Some time ago, I awoke to find a dusting of snow covering the saguaros of the Sonoran desert where I live. I arose quickly knowing this new fallen blanket from the clouds would soon be gone. I was transfixed by all that surrounded me. The desert was seemingly transformed overnight.
As I turned to view the landscape, I noticed a stately saguaro on the crest of a hillside gleaming in the early morning sun and snow. I was struck by how the saguaro was nearly refashioned by the presence of snow on its outstretched arms. Additionally, the nearby cholla, though much shorter in stature, seemed to be plumped up and jumping for joy with the chilly refreshment all around. It was a remarkable scene for me.
To those who have lived all their lives in the desert, this scene is perhaps quite unremarkable. For me, however, being brought to the desert from far away, I was struck not only by all the beauty surrounding me but also, and I’m embarrassed to say this, by the very fact that it can snow in a desert environment. Even an environment that was a comfortable 65 degrees just twelve hours earlier.
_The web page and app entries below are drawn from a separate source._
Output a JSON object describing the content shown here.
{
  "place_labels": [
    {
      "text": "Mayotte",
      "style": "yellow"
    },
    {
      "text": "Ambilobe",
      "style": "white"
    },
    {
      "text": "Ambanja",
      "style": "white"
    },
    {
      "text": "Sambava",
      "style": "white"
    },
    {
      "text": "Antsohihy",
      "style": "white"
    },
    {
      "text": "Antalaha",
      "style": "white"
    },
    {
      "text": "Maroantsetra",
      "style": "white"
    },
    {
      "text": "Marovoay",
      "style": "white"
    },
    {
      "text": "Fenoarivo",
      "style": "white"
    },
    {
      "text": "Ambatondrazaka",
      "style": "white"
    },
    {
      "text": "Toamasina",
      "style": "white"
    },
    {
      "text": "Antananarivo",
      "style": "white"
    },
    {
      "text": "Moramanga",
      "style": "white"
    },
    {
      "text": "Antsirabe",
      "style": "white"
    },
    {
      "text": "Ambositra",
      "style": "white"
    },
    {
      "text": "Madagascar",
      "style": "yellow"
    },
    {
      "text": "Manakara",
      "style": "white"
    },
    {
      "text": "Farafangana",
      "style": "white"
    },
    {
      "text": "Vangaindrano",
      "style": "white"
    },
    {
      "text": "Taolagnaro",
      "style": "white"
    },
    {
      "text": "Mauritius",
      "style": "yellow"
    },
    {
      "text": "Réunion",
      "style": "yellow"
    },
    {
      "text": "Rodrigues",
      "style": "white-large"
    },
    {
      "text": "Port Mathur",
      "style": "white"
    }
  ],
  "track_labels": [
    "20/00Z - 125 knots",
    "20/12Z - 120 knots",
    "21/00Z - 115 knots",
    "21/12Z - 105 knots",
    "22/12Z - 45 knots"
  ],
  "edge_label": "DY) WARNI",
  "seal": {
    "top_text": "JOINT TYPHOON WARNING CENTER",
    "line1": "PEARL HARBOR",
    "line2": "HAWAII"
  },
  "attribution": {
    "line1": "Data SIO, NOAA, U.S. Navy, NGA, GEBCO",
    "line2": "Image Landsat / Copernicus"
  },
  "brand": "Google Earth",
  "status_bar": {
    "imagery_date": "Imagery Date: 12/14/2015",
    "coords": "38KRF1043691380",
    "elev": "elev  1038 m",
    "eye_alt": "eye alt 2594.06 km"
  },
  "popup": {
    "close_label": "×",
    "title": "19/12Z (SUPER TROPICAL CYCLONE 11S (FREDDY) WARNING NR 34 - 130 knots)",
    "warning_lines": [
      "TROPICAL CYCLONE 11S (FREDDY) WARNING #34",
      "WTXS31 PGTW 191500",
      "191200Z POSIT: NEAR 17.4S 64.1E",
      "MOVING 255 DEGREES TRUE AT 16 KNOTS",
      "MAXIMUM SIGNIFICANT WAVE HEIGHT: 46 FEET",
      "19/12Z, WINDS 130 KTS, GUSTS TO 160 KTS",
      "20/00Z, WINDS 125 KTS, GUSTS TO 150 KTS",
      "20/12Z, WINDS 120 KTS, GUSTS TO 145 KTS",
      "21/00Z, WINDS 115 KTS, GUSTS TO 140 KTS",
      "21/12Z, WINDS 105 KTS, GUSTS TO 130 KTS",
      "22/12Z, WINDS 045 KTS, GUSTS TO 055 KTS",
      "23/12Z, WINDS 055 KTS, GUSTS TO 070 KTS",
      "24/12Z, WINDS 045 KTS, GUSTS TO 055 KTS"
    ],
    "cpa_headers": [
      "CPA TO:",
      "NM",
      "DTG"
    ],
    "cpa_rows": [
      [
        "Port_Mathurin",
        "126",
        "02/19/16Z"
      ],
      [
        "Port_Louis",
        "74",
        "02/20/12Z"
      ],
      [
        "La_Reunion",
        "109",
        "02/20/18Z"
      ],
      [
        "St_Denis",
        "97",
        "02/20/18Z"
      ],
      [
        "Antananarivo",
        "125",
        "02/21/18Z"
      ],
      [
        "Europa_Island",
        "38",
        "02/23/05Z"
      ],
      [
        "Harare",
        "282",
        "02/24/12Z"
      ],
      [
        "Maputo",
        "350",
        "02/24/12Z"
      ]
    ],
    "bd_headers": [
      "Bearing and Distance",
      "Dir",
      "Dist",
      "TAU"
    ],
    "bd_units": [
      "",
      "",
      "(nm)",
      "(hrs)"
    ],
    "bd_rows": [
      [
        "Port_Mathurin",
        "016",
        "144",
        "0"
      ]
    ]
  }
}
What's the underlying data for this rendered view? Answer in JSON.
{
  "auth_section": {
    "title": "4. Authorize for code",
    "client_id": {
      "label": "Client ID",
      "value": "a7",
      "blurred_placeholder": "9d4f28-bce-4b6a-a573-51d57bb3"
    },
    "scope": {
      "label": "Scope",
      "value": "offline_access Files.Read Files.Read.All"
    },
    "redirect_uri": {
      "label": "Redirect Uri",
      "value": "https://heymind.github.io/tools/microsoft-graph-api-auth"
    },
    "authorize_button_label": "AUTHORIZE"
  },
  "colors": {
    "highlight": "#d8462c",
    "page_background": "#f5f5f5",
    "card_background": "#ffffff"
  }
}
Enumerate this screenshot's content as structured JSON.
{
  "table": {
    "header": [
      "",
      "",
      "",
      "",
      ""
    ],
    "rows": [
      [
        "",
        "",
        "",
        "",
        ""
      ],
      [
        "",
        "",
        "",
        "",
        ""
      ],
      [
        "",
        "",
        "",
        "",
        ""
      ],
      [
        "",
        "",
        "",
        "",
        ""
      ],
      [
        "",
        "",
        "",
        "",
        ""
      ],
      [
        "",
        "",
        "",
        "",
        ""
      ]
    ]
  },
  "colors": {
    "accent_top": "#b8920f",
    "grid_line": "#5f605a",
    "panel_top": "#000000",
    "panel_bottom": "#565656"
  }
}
This was delightfully unexpected for me.
This surprising encounter with Mother Nature reminded me how we each awake to the new day to many unexpected experiences and opportunities.
As the snow quickly melted on the arms of the saguaro, I imagined this cactus was absorbing the winter water, quenching its January thirst, and building its inner reserves.
Similarly, I thought to myself, each one of us might be surprised by a “dusting of snow” in the desert of our experience of life but we can allow it to be, just like the saguaro, an unexpected way of growth, nourishment, and a way to build our inner “reserves” for a difficult day. Did you have a “surprise snowfall” today? What was it?
In the winter of our struggles there are many unexpected experiences offering hope and healing.These moments might include the timely meeting of an old friend at a holiday get together and hearing her share excitedly about the discovery of a new health protocol working for her. Or it might come in a more subtle way in a whispered suggestion to the ear of our hearts. The trick is to be ready or open for these unpredictable moments of awareness, don’t you think?
Remaining open often requires us to be vulnerable. The outstretched arms of the saguaro in the snow was a symbol of that openness and fragility for me. And we, like the strong old saguaro, can stand resolutely and patiently waiting with open arms to each new day whatever it might bring.
This desert snow fall, with its fleeting nature, also reminded me to enjoy life in the moment. For, like the snow in the desert, life quickly passes. This quiet pause, in the early morning, awoke my mind and heart from a bit of winter hibernation and allowed time for recollection in the frosty stillness. Life passes quickly; enjoy it!
So, these are just a few thoughts about my recent winter moment in the desert. There was quiet. There was peace. There was snow. It was all a grand surprise. And I was chilly but grateful. I look forward to my next desert surprise, however it may unfold.